Does the bobbin thread have to match the top thread in type and size? No. The bobbin thread can be a lighter weight than the top thread and still provide sufficient strength. Since bobbin thread does not go through a needle, bobbin threads have fewer problems.Banner-Prewound_Bobbins

Now is a great time to try Superior Threads. From now until July 31, customers can save up to 75% on Try Me Specials. For the first time ever, Try Me Specials are being put on a bigger FREEDOM sale.  These specials are already 30-50% off, but for the rest of July, they are an additional 50% off the already-sale price.  You choose the thread type and Superior threads will choose the colors. Choose from over 50 products.  With prices this low, you can afford to try a thread you have never used before. Just use the Promotional Code tryme at checkout.

Discover what threads work best for you, keeping in mind the Five Thread Criteria and have fun!!!

What is your favorite Superior Threads product?

 

So You Want To Make A Winning Quilt? Thoughts From Our 2013 Director’s Award Winner

This year’s Director’s Award was given to Macon, North Carolina resident, Cathy Wiggins, for her quilt, Carousel Stampede. Cathy received a $1,500 prize from the award’s sponsor, Superior Threads.

Cathy became interested in quilting after she attended her first guild meeting held in Lake Gaston, North Carolina, in 2002. Up to this point, she had never owned a sewing machine. She went out and bought a $99 machine and used it to make several quilts before upgrading a few years later. After attending her first quilt show in 2003, she knew she was born to make quilts. She bought her longarm in 2006 and has never looked back.

Cathy had been collecting carousel horse images for a while and knew that she would one day make a quilt of them. Once she started painting quilts, the time was right to create her stampede of carousel horses. All of Cathy’s show quilts are a game of some kind and this one is no different. She decided to give each horse a name so the viewers could identify their favorite horse. She tried to include a horse that would appeal to everyone.Carousel Stampede

Approximately 600 hours were spent creating Carousel Stampede. Cathy started with white muslin and spent 250 hours painting it, followed by 300 hours of quilting and another 40+ hours adding the crystals.

When Cathy found out she had won the Director’s Award, she was “thrilled.” Said Cathy, “I love seeing people enjoy my quilts while hanging at shows but when they win a large prize such as this one, it just means that many more people will be able to enjoy something I have created through publications, articles, etc.”

What did she do with her prize money?
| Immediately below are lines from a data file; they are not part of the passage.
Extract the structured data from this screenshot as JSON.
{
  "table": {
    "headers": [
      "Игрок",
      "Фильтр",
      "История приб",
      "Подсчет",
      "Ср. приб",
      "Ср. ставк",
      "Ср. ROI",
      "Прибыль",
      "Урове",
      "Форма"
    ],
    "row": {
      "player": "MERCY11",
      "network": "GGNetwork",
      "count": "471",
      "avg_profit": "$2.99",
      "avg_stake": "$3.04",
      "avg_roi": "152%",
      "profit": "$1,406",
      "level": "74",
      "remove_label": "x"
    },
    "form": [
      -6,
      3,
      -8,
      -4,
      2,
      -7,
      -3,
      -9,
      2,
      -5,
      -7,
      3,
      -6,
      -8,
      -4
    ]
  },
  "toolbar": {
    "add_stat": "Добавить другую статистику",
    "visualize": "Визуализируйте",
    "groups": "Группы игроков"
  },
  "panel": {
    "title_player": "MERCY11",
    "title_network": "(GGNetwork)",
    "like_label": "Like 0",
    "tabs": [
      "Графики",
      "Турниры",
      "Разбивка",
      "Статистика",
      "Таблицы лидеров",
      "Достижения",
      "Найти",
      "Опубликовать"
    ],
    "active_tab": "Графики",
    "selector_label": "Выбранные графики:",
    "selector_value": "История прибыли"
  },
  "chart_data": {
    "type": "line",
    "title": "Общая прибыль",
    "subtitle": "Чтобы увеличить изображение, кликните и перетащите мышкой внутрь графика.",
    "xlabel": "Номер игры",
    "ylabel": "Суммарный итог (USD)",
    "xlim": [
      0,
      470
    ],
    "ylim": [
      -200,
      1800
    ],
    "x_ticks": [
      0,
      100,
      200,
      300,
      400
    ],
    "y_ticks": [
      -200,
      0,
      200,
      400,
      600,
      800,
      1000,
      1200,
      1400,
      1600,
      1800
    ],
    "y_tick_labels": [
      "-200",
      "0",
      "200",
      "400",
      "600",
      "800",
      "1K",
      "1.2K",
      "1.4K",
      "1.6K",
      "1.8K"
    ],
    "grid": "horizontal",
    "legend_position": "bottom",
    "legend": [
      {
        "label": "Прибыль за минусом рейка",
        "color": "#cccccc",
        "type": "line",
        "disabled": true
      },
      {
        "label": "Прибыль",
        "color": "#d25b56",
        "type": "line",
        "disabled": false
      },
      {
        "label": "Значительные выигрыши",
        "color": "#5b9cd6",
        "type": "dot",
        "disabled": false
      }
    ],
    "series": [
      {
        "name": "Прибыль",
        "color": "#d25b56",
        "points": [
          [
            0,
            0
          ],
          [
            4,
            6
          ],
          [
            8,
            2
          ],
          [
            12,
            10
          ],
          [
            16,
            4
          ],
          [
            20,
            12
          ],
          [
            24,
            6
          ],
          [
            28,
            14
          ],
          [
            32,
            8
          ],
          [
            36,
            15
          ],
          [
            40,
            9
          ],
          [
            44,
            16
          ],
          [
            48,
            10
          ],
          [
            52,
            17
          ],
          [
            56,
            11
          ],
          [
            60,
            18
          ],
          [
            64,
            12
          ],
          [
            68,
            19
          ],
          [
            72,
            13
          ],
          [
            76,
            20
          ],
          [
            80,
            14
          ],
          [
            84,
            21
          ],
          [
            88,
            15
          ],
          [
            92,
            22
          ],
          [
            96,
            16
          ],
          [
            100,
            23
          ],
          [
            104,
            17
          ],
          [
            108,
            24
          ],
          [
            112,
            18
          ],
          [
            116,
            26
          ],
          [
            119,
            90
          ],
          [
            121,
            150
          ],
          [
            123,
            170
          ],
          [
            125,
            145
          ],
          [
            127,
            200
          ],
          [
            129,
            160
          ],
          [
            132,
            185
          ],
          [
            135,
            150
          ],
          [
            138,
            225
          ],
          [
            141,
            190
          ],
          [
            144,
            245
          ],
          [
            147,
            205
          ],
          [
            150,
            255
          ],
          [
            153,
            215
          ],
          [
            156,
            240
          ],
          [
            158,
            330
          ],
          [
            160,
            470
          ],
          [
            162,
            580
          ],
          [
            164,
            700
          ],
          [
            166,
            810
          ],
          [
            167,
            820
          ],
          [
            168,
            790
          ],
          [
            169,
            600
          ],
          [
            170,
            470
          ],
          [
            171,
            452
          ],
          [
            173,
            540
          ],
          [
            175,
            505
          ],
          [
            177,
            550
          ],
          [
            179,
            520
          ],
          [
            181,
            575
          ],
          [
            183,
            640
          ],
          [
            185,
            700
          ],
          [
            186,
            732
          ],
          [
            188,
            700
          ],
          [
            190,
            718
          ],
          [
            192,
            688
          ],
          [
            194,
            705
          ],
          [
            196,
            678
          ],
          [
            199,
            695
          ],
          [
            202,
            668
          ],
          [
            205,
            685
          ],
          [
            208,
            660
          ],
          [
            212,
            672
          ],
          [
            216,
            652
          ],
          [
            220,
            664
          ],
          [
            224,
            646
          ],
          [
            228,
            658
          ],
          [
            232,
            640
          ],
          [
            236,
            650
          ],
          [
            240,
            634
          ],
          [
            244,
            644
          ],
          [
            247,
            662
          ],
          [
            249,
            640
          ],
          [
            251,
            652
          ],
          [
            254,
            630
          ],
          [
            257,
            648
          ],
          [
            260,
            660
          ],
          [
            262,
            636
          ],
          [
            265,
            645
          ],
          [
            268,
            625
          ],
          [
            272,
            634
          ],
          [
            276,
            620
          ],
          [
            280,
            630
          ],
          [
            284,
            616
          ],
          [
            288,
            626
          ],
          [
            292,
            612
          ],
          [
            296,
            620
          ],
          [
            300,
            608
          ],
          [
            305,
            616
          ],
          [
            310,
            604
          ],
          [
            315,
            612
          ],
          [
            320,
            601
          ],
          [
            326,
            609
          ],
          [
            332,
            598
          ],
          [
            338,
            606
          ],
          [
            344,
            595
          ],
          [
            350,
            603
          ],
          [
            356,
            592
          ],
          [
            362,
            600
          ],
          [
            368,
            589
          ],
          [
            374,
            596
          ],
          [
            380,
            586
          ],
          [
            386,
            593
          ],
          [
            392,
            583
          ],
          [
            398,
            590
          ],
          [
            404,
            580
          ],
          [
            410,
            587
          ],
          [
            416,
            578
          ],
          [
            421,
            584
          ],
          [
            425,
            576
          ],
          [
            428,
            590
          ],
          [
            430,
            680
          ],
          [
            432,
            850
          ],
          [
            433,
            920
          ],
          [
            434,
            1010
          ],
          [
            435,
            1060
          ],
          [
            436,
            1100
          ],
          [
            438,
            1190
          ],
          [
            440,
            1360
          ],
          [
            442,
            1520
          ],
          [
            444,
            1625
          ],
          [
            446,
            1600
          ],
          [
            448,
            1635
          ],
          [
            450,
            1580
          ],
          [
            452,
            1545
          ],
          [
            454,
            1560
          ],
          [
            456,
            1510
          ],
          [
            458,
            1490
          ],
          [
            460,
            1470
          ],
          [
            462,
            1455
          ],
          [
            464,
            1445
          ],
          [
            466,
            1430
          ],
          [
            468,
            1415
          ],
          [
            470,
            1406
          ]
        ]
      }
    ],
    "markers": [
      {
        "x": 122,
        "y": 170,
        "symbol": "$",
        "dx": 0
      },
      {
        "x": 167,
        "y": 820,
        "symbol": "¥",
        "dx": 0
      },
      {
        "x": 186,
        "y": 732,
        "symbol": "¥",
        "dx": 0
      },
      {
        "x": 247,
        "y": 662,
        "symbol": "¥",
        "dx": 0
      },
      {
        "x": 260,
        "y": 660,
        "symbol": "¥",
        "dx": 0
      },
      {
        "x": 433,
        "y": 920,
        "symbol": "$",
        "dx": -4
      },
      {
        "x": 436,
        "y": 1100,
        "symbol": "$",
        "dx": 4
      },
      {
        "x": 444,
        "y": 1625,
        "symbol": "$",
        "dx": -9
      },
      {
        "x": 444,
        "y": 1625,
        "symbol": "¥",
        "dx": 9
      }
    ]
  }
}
Cathy purchased an iPad Mini to replace her old, original iPad.

Where does Cathy do next after winning such a prestigious prize? She is going to continue painting her quilts, keeping her tradition of making them in to some sort of puzzle. She loves creating quilts that bring a smile to people’s faces.